Wednesday, November 20, 2013

The Cost of Cancer

A few nights ago, some of my friends organized a group of about a dozen 13-year-old boys who want to spend time with Adi on Friday mornings. The group came over to meet Adi, to hear about his special needs and leukemia, to ask questions, and so on. We introduced them to Adi and talked a little bit about Sotos syndrome, and then about how our lives have changed since Adi's leukemia diagnosis. We explained that Adi's treatment is intense -- currently, he's in the hospital for chemo at least four days a week, for example. We explained that even when he is at home, he needs constant care -- that he is sometimes to weak to walk unassisted, to get to the bathroom, and so on. And then the boys started asking questions.

"If you have to take care of Adi all the time, how do you go to work?" one asked.

"That's a great question," I said. "I stopped working so that I can take care of Adi."

Another boy raised his hand. "So, how do you guys manage financially?"

As my friend searched frantically for a hole in my floor into which she could climb, Guy and I laughed and told the boys that it's not always easy, but we manage.

Up until two months ago, I contributed a significant amount of income to our household. Today, I contribute NO income. So, in a sense, you could say that the cost of cancer starts with what I earn in a year -- but the thing is that it certainly doesn't end there.

Before leukemia, I hardly ever used my cellphone to actually talk to people, so I had this cheapo plan, but now my phone rings ALL THE TIME, and I have to actually interact with people, so we got this SUPER CRAZY HIGH BILL and then we switched cell phone companies, but that was AFTER we paid about 4 times as much as we normally do.
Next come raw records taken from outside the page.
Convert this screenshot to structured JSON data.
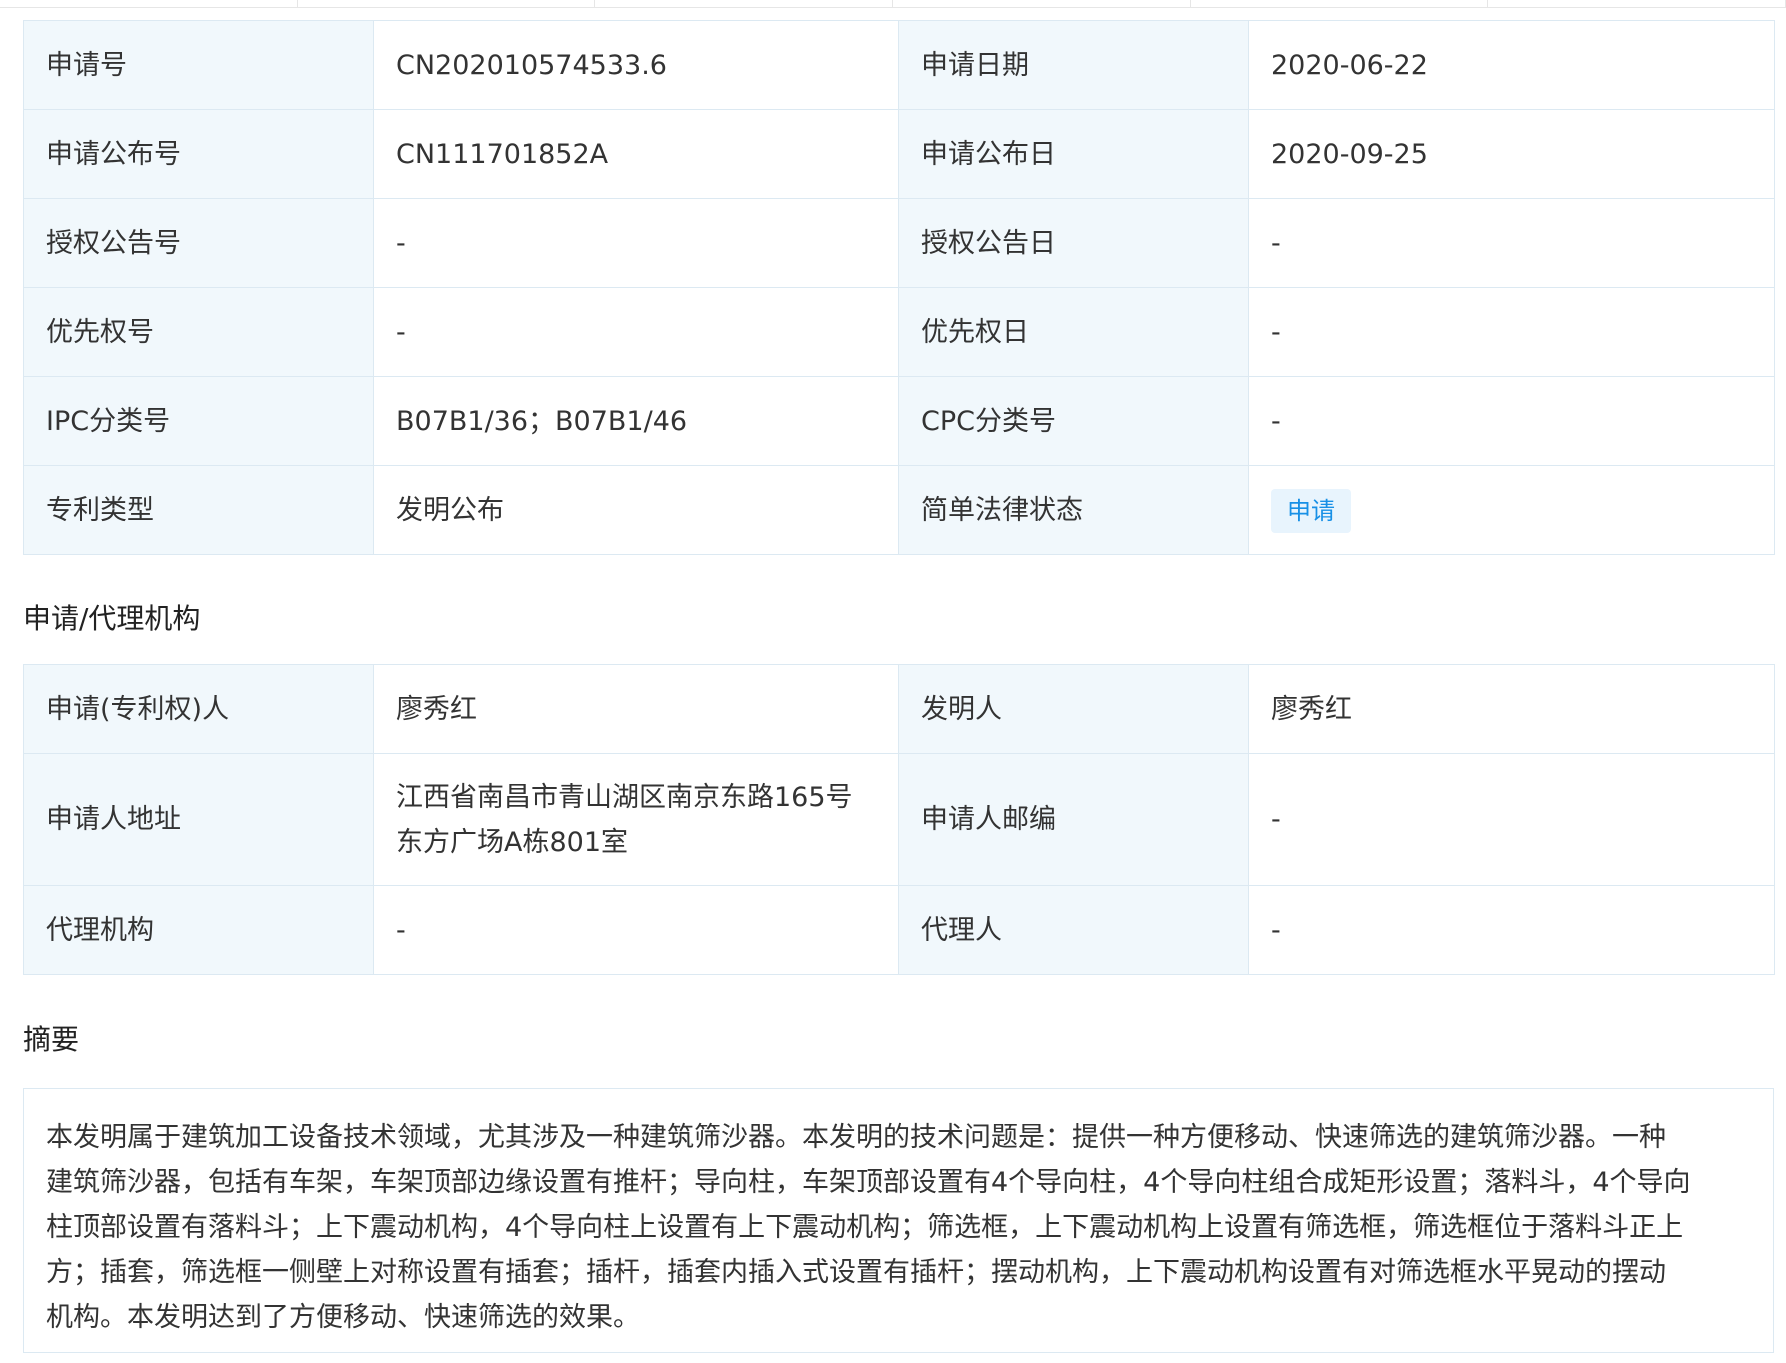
{
  "basic_info": [
    {
      "label1": "申请号",
      "value1": "CN202010574533.6",
      "label2": "申请日期",
      "value2": "2020-06-22"
    },
    {
      "label1": "申请公布号",
      "value1": "CN111701852A",
      "label2": "申请公布日",
      "value2": "2020-09-25"
    },
    {
      "label1": "授权公告号",
      "value1": "-",
      "label2": "授权公告日",
      "value2": "-"
    },
    {
      "label1": "优先权号",
      "value1": "-",
      "label2": "优先权日",
      "value2": "-"
    },
    {
      "label1": "IPC分类号",
      "value1": "B07B1/36；B07B1/46",
      "label2": "CPC分类号",
      "value2": "-"
    },
    {
      "label1": "专利类型",
      "value1": "发明公布",
      "label2": "简单法律状态",
      "value2": "申请"
    }
  ],
  "agency": {
    "title": "申请/代理机构",
    "rows": [
      {
        "label1": "申请(专利权)人",
        "value1": "廖秀红",
        "label2": "发明人",
        "value2": "廖秀红"
      },
      {
        "label1": "申请人地址",
        "value1_line1": "江西省南昌市青山湖区南京东路165号",
        "value1_line2": "东方广场A栋801室",
        "label2": "申请人邮编",
        "value2": "-"
      },
      {
        "label1": "代理机构",
        "value1": "-",
        "label2": "代理人",
        "value2": "-"
      }
    ]
  },
  "abstract": {
    "title": "摘要",
    "lines": [
      "本发明属于建筑加工设备技术领域，尤其涉及一种建筑筛沙器。本发明的技术问题是：提供一种方便移动、快速筛选的建筑筛沙器。一种",
      "建筑筛沙器，包括有车架，车架顶部边缘设置有推杆；导向柱，车架顶部设置有4个导向柱，4个导向柱组合成矩形设置；落料斗，4个导向",
      "柱顶部设置有落料斗；上下震动机构，4个导向柱上设置有上下震动机构；筛选框，上下震动机构上设置有筛选框，筛选框位于落料斗正上",
      "方；插套，筛选框一侧壁上对称设置有插套；插杆，插套内插入式设置有插杆；摆动机构，上下震动机构设置有对筛选框水平晃动的摆动",
      "机构。本发明达到了方便移动、快速筛选的效果。"
    ]
  },
  "colors": {
    "label_bg": "#f1f8fc",
    "border": "#dce9f2",
    "status_tag_bg": "#e8f4fd",
    "status_tag_text": "#1890e6"
  }
}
And then there's the stuff we buy at the hospital. A quick visit turns into 11 hours, and Adi asks for Cheetos, so I go buy some, and even with the oncology discount (10%, baby!), the Cheetos still cost like $87 or something. Plus coffee. And sometimes sandwiches, and iced tea for Adi, and a toy at the gift shop, and bottles of iced tea at the grocery store for our house and extra junk food because maybe Adi will eat it, and treats for the other kids, because if we don't have time to be with them, we can at least buy them stuff!, and delivery from the burger place because when your kid with cancer asks for a burger after not eating for a month, you BUY THE BURGERS, and the yogurts that cost FOUR TIMES AS MUCH as the other yogurts, because OF COURSE that is the brand he likes and will actually eat.
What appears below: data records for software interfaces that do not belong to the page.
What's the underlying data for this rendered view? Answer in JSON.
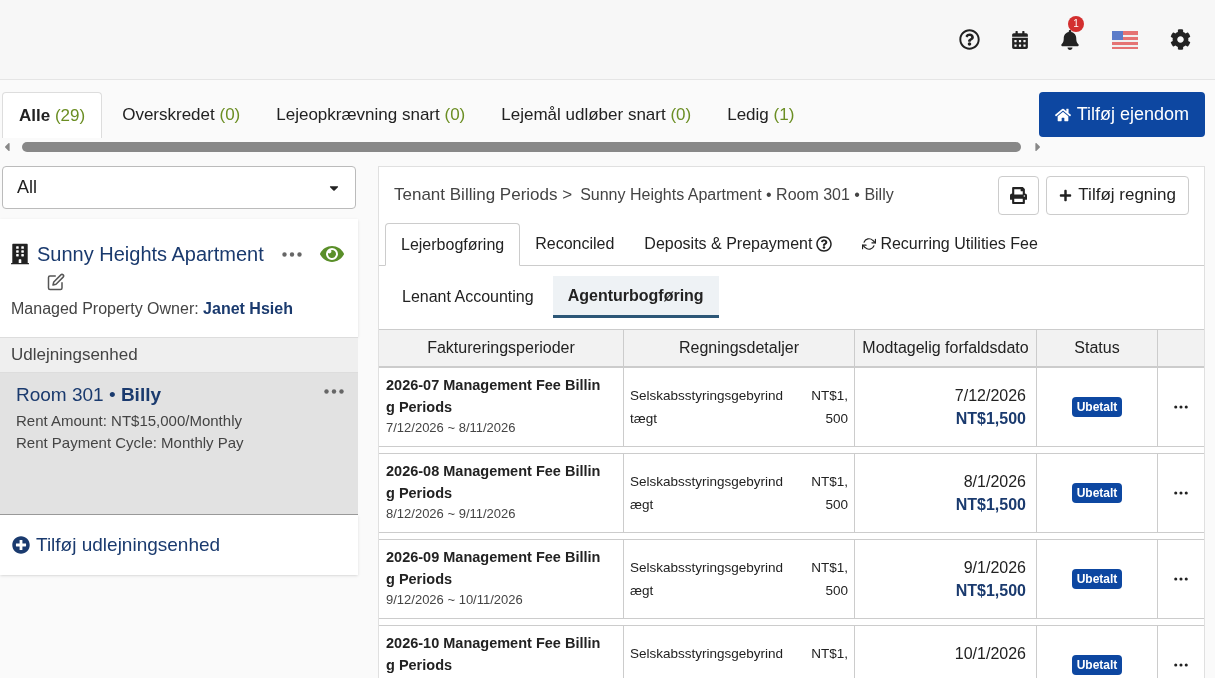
{
  "top_bar": {
    "notification_count": "1"
  },
  "tabs": [
    {
      "label": "Alle",
      "count": "(29)",
      "selected": true
    },
    {
      "label": "Overskredet",
      "count": "(0)",
      "selected": false
    },
    {
      "label": "Lejeopkrævning snart",
      "count": "(0)",
      "selected": false
    },
    {
      "label": "Lejemål udløber snart",
      "count": "(0)",
      "selected": false
    },
    {
      "label": "Ledig",
      "count": "(1)",
      "selected": false
    }
  ],
  "add_property_button": "Tilføj ejendom",
  "filter_select": {
    "value": "All"
  },
  "property": {
    "name": "Sunny Heights Apartment",
    "owner_label": "Managed Property Owner:",
    "owner_name": "Janet Hsieh"
  },
  "units_header": "Udlejningsenhed",
  "units": [
    {
      "room": "Room 301",
      "separator": "•",
      "tenant": "Billy",
      "rent_amount": "Rent Amount: NT$15,000/Monthly",
      "cycle": "Rent Payment Cycle: Monthly Pay",
      "selected": true
    }
  ],
  "add_unit_link": "Tilføj udlejningsenhed",
  "breadcrumb": {
    "root": "Tenant Billing Periods >",
    "path": "Sunny Heights Apartment • Room 301 • Billy"
  },
  "add_bill_button": "Tilføj regning",
  "main_tabs": [
    {
      "label": "Lejerbogføring",
      "selected": true,
      "kind": "plain"
    },
    {
      "label": "Reconciled",
      "selected": false,
      "kind": "plain"
    },
    {
      "label": "Deposits & Prepayment",
      "selected": false,
      "kind": "help"
    },
    {
      "label": "Recurring Utilities Fee",
      "selected": false,
      "kind": "recurring"
    }
  ],
  "sub_tabs": [
    {
      "label": "Lenant Accounting",
      "selected": false
    },
    {
      "label": "Agenturbogføring",
      "selected": true
    }
  ],
  "table": {
    "columns": [
      "Faktureringsperioder",
      "Regningsdetaljer",
      "Modtagelig forfaldsdato",
      "Status"
    ],
    "rows": [
      {
        "title_lines": [
          "2026-07 Management Fee Billin",
          "g Periods"
        ],
        "range": "7/12/2026 ~ 8/11/2026",
        "detail_lines": [
          "Selskabsstyringsgebyrind",
          "tægt"
        ],
        "amount_lines": [
          "NT$1,",
          "500"
        ],
        "due_date": "7/12/2026",
        "due_amount": "NT$1,500",
        "status": "Ubetalt"
      },
      {
        "title_lines": [
          "2026-08 Management Fee Billin",
          "g Periods"
        ],
        "range": "8/12/2026 ~ 9/11/2026",
        "detail_lines": [
          "Selskabsstyringsgebyrind",
          "ægt"
        ],
        "amount_lines": [
          "NT$1,",
          "500"
        ],
        "due_date": "8/1/2026",
        "due_amount": "NT$1,500",
        "status": "Ubetalt"
      },
      {
        "title_lines": [
          "2026-09 Management Fee Billin",
          "g Periods"
        ],
        "range": "9/12/2026 ~ 10/11/2026",
        "detail_lines": [
          "Selskabsstyringsgebyrind",
          "ægt"
        ],
        "amount_lines": [
          "NT$1,",
          "500"
        ],
        "due_date": "9/1/2026",
        "due_amount": "NT$1,500",
        "status": "Ubetalt"
      },
      {
        "title_lines": [
          "2026-10 Management Fee Billin",
          "g Periods"
        ],
        "detail_lines": [
          "Selskabsstyringsgebyrind"
        ],
        "amount_lines": [
          "NT$1,"
        ],
        "due_date": "10/1/2026",
        "status": "Ubetalt"
      }
    ]
  }
}
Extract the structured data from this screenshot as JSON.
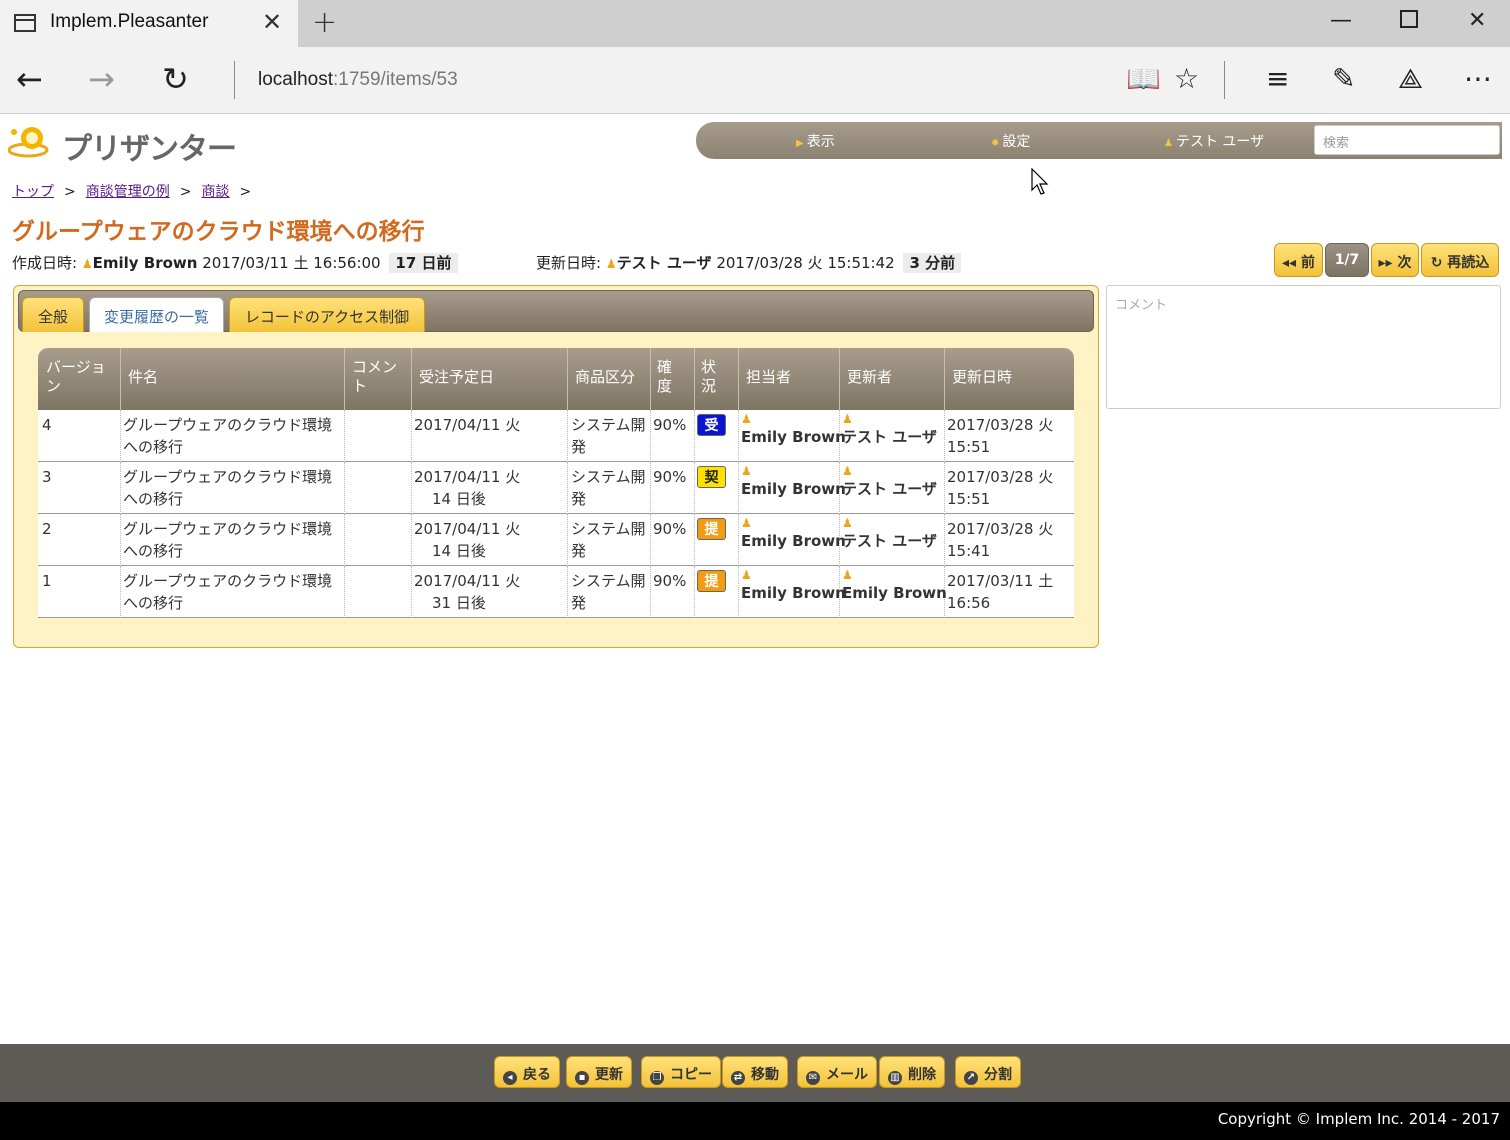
{
  "browser": {
    "tab_title": "Implem.Pleasanter",
    "url_host": "localhost",
    "url_path": ":1759/items/53"
  },
  "header": {
    "logo_text": "プリザンター",
    "nav": [
      {
        "label": "表示"
      },
      {
        "label": "設定"
      },
      {
        "label": "テスト ユーザ"
      }
    ],
    "search_placeholder": "検索"
  },
  "breadcrumb": [
    {
      "label": "トップ"
    },
    {
      "label": "商談管理の例"
    },
    {
      "label": "商談"
    }
  ],
  "breadcrumb_sep": ">",
  "page_title": "グループウェアのクラウド環境への移行",
  "meta": {
    "created_label": "作成日時:",
    "created_user": "Emily Brown",
    "created_at": "2017/03/11 土 16:56:00",
    "created_ago": "17 日前",
    "updated_label": "更新日時:",
    "updated_user": "テスト ユーザ",
    "updated_at": "2017/03/28 火 15:51:42",
    "updated_ago": "3 分前"
  },
  "record_nav": {
    "prev": "前",
    "page": "1/7",
    "next": "次",
    "reload": "再読込"
  },
  "editor_tabs": [
    {
      "label": "全般"
    },
    {
      "label": "変更履歴の一覧"
    },
    {
      "label": "レコードのアクセス制御"
    }
  ],
  "grid": {
    "columns": [
      {
        "label": "バージョン"
      },
      {
        "label": "件名"
      },
      {
        "label": "コメント"
      },
      {
        "label": "受注予定日"
      },
      {
        "label": "商品区分"
      },
      {
        "label": "確度"
      },
      {
        "label": "状況"
      },
      {
        "label": "担当者"
      },
      {
        "label": "更新者"
      },
      {
        "label": "更新日時"
      }
    ],
    "rows": [
      {
        "version": "4",
        "title_1": "グループウェアのクラウド環境",
        "title_2": "への移行",
        "date": "2017/04/11 火",
        "remain": "",
        "category_1": "システム開",
        "category_2": "発",
        "prob": "90%",
        "status": "受",
        "owner": "Emily Brown",
        "updater": "テスト ユーザ",
        "updated_1": "2017/03/28 火",
        "updated_2": "15:51"
      },
      {
        "version": "3",
        "title_1": "グループウェアのクラウド環境",
        "title_2": "への移行",
        "date": "2017/04/11 火",
        "remain": "14 日後",
        "category_1": "システム開",
        "category_2": "発",
        "prob": "90%",
        "status": "契",
        "owner": "Emily Brown",
        "updater": "テスト ユーザ",
        "updated_1": "2017/03/28 火",
        "updated_2": "15:51"
      },
      {
        "version": "2",
        "title_1": "グループウェアのクラウド環境",
        "title_2": "への移行",
        "date": "2017/04/11 火",
        "remain": "14 日後",
        "category_1": "システム開",
        "category_2": "発",
        "prob": "90%",
        "status": "提",
        "owner": "Emily Brown",
        "updater": "テスト ユーザ",
        "updated_1": "2017/03/28 火",
        "updated_2": "15:41"
      },
      {
        "version": "1",
        "title_1": "グループウェアのクラウド環境",
        "title_2": "への移行",
        "date": "2017/04/11 火",
        "remain": "31 日後",
        "category_1": "システム開",
        "category_2": "発",
        "prob": "90%",
        "status": "提",
        "owner": "Emily Brown",
        "updater": "Emily Brown",
        "updated_1": "2017/03/11 土",
        "updated_2": "16:56"
      }
    ]
  },
  "comment_placeholder": "コメント",
  "commands": [
    {
      "label": "戻る"
    },
    {
      "label": "更新"
    },
    {
      "label": "コピー"
    },
    {
      "label": "移動"
    },
    {
      "label": "メール"
    },
    {
      "label": "削除"
    },
    {
      "label": "分割"
    }
  ],
  "copyright": "Copyright © Implem Inc. 2014 - 2017",
  "colors": {
    "accent_title": "#d2691e",
    "button_yellow": "#f3c23a",
    "header_brown": "#8c8272",
    "status_blue": "#0a14d2",
    "status_yellow": "#ffe000",
    "status_orange": "#f39c12"
  }
}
I would estimate that in a given week, we spend about $50-$75 on stuff at the hospital. (My friend Mara just passed out.) At least we don't have to pay for parking anymore, now that we have our handicapped parking pass!

Oh, and I guess the gas we use to get to the hospital is an expense, too. And this is Israel, where gas is, like $452/gallon. (I may be slightly underestimating.)
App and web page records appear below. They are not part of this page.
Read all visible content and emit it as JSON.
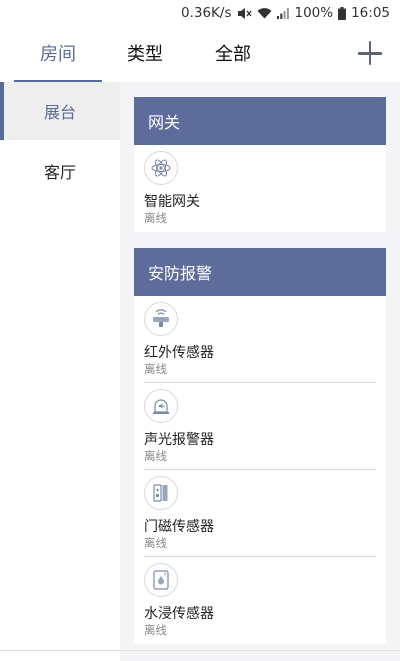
{
  "status_bar": {
    "speed": "0.36K/s",
    "battery": "100%",
    "time": "16:05",
    "icons": [
      "mute-icon",
      "wifi-icon",
      "signal-icon",
      "battery-icon"
    ]
  },
  "tabs": [
    {
      "label": "房间",
      "active": true
    },
    {
      "label": "类型",
      "active": false
    },
    {
      "label": "全部",
      "active": false
    }
  ],
  "add_icon": "plus-icon",
  "sidebar": {
    "items": [
      {
        "label": "展台",
        "active": true
      },
      {
        "label": "客厅",
        "active": false
      }
    ]
  },
  "groups": [
    {
      "title": "网关",
      "devices": [
        {
          "name": "智能网关",
          "status": "离线",
          "icon": "gateway-icon"
        }
      ]
    },
    {
      "title": "安防报警",
      "devices": [
        {
          "name": "红外传感器",
          "status": "离线",
          "icon": "infrared-sensor-icon"
        },
        {
          "name": "声光报警器",
          "status": "离线",
          "icon": "alarm-siren-icon"
        },
        {
          "name": "门磁传感器",
          "status": "离线",
          "icon": "door-sensor-icon"
        },
        {
          "name": "水浸传感器",
          "status": "离线",
          "icon": "water-sensor-icon"
        }
      ]
    }
  ],
  "colors": {
    "accent": "#5a6b9a",
    "group_header": "#5e6c9c",
    "main_bg": "#f4f4f6",
    "sidebar_active_bg": "#eeeeee",
    "status_text": "#888888"
  }
}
And, as I recently lamented on Facebook, soon I will have to give up my beloved hair extensions -- because yes, I am THAT VAIN, and I started wearing hair extensions about a year and a half ago so that I could have long, thick hair, and I have loved every second of it. The thing is, those extensions are SUPER EXPENSIVE, and I apparently blogging about your kid with leukemia is NOT a highly lucrative profession, so I guess you can add my extensions to the cost of cancer.

Fortunately, the treatment itself is mostly covered. We pay exactly NOTHING for our extended hospital stays, our outpatient treatment, and so on. We pay very little for the drugs Adi takes at home. Also, we have not had to purchase meat in forever because our neighbors keep cooking for us. So maybe it all evens out? Except for the part where I no longer earn any money.

Already, several people have tried to give our family money in various ways, which is lovely, but no. I was in the grocery store one day when a woman came up to me and said in a stage whisper, "Are you... okay for money?" And I looked around to be sure she was talking to me, and I said, "Um, yes?"

She gestured to my cart. "Can you pay for that?" I said that I could.

"Because, if we wanted to take up a collection for you, would you accept that?"

"Um, no?"

"Because we can, you know."

And really, it's a lovely gesture, but I really do feel like the things we cannot afford right now (HAIR EXTENSIONS) are not things that I feel comfortable letting other people pay for.

So, in a sense, I guess the other cost of cancer is my pride. Because I am really not used to people asking if I can afford to pay for my groceries while I am buying them.


Chana Friedman said...

Abbi- Your writing is raw and honest and I hope you never stop!

Mara said...

I did *not* pass out!

I just love you, Abbi.

Avi said...

Thanks for sharing.
My special_needs_child also has its financial impact, so I can imagine what you r going through..

(Mind you, hair extensions can be bought in Aliexpress. I never tried it myself, but basically almost everything can be bought there much cheaper than in Israel. Just be careful and thoroughly review feedbacks).